### EXERCISE DATA ###
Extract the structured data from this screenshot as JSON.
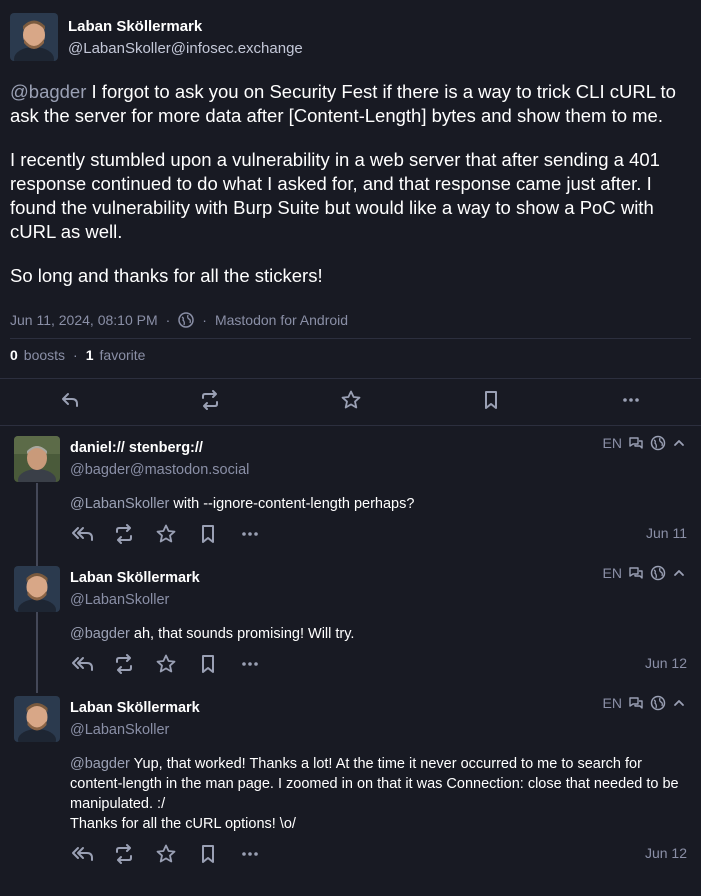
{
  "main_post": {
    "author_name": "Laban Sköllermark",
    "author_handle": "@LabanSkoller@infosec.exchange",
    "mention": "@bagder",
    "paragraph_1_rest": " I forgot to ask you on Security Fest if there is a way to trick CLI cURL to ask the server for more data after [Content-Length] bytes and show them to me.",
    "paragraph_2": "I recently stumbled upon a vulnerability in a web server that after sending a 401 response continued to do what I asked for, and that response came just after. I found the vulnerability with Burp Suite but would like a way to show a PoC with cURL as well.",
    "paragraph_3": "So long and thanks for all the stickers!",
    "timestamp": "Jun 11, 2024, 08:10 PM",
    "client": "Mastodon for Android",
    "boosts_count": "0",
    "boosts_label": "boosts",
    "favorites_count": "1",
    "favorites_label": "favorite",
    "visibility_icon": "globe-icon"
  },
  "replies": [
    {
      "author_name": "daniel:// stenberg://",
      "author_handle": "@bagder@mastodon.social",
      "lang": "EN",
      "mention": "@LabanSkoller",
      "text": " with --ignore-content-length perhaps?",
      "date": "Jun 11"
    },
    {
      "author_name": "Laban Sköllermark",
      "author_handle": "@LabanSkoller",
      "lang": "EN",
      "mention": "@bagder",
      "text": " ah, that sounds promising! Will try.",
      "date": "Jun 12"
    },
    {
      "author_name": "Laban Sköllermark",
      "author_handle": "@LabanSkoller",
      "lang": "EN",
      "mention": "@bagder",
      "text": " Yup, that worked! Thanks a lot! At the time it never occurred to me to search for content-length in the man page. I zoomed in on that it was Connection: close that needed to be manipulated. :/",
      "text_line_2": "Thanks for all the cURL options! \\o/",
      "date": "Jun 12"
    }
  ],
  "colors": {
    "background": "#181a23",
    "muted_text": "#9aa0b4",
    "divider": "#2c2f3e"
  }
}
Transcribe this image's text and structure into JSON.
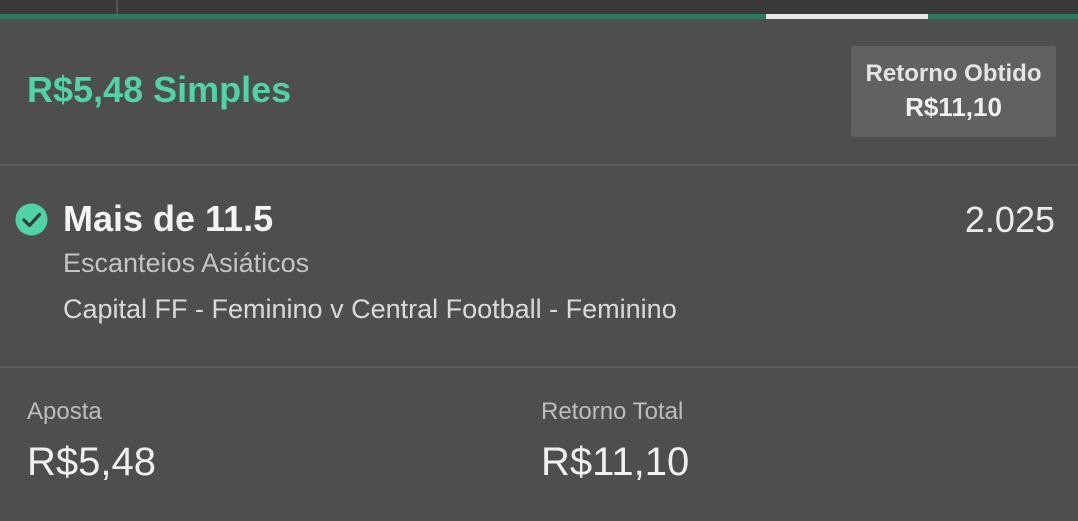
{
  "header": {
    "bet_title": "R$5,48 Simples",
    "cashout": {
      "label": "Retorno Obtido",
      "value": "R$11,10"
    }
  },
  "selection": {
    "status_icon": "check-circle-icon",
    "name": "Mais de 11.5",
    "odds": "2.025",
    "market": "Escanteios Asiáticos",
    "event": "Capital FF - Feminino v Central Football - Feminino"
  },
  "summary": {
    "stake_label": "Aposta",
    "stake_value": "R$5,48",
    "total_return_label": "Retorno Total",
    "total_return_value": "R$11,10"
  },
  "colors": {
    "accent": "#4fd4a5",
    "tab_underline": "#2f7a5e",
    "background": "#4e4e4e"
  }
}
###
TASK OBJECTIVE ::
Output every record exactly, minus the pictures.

EXERCISE RESULT ::
Extract the structured data from this screenshot as JSON.
{
  "main_post": {
    "author_name": "Laban Sköllermark",
    "author_handle": "@LabanSkoller@infosec.exchange",
    "mention": "@bagder",
    "paragraph_1_rest": " I forgot to ask you on Security Fest if there is a way to trick CLI cURL to ask the server for more data after [Content-Length] bytes and show them to me.",
    "paragraph_2": "I recently stumbled upon a vulnerability in a web server that after sending a 401 response continued to do what I asked for, and that response came just after. I found the vulnerability with Burp Suite but would like a way to show a PoC with cURL as well.",
    "paragraph_3": "So long and thanks for all the stickers!",
    "timestamp": "Jun 11, 2024, 08:10 PM",
    "client": "Mastodon for Android",
    "boosts_count": "0",
    "boosts_label": "boosts",
    "favorites_count": "1",
    "favorites_label": "favorite",
    "visibility_icon": "globe-icon"
  },
  "replies": [
    {
      "author_name": "daniel:// stenberg://",
      "author_handle": "@bagder@mastodon.social",
      "lang": "EN",
      "mention": "@LabanSkoller",
      "text": " with --ignore-content-length perhaps?",
      "date": "Jun 11"
    },
    {
      "author_name": "Laban Sköllermark",
      "author_handle": "@LabanSkoller",
      "lang": "EN",
      "mention": "@bagder",
      "text": " ah, that sounds promising! Will try.",
      "date": "Jun 12"
    },
    {
      "author_name": "Laban Sköllermark",
      "author_handle": "@LabanSkoller",
      "lang": "EN",
      "mention": "@bagder",
      "text": " Yup, that worked! Thanks a lot! At the time it never occurred to me to search for content-length in the man page. I zoomed in on that it was Connection: close that needed to be manipulated. :/",
      "text_line_2": "Thanks for all the cURL options! \\o/",
      "date": "Jun 12"
    }
  ],
  "colors": {
    "background": "#181a23",
    "muted_text": "#9aa0b4",
    "divider": "#2c2f3e"
  }
}
Transcribe this image's text and structure into JSON.
{
  "header": {
    "bet_title": "R$5,48 Simples",
    "cashout": {
      "label": "Retorno Obtido",
      "value": "R$11,10"
    }
  },
  "selection": {
    "status_icon": "check-circle-icon",
    "name": "Mais de 11.5",
    "odds": "2.025",
    "market": "Escanteios Asiáticos",
    "event": "Capital FF - Feminino v Central Football - Feminino"
  },
  "summary": {
    "stake_label": "Aposta",
    "stake_value": "R$5,48",
    "total_return_label": "Retorno Total",
    "total_return_value": "R$11,10"
  },
  "colors": {
    "accent": "#4fd4a5",
    "tab_underline": "#2f7a5e",
    "background": "#4e4e4e"
  }
}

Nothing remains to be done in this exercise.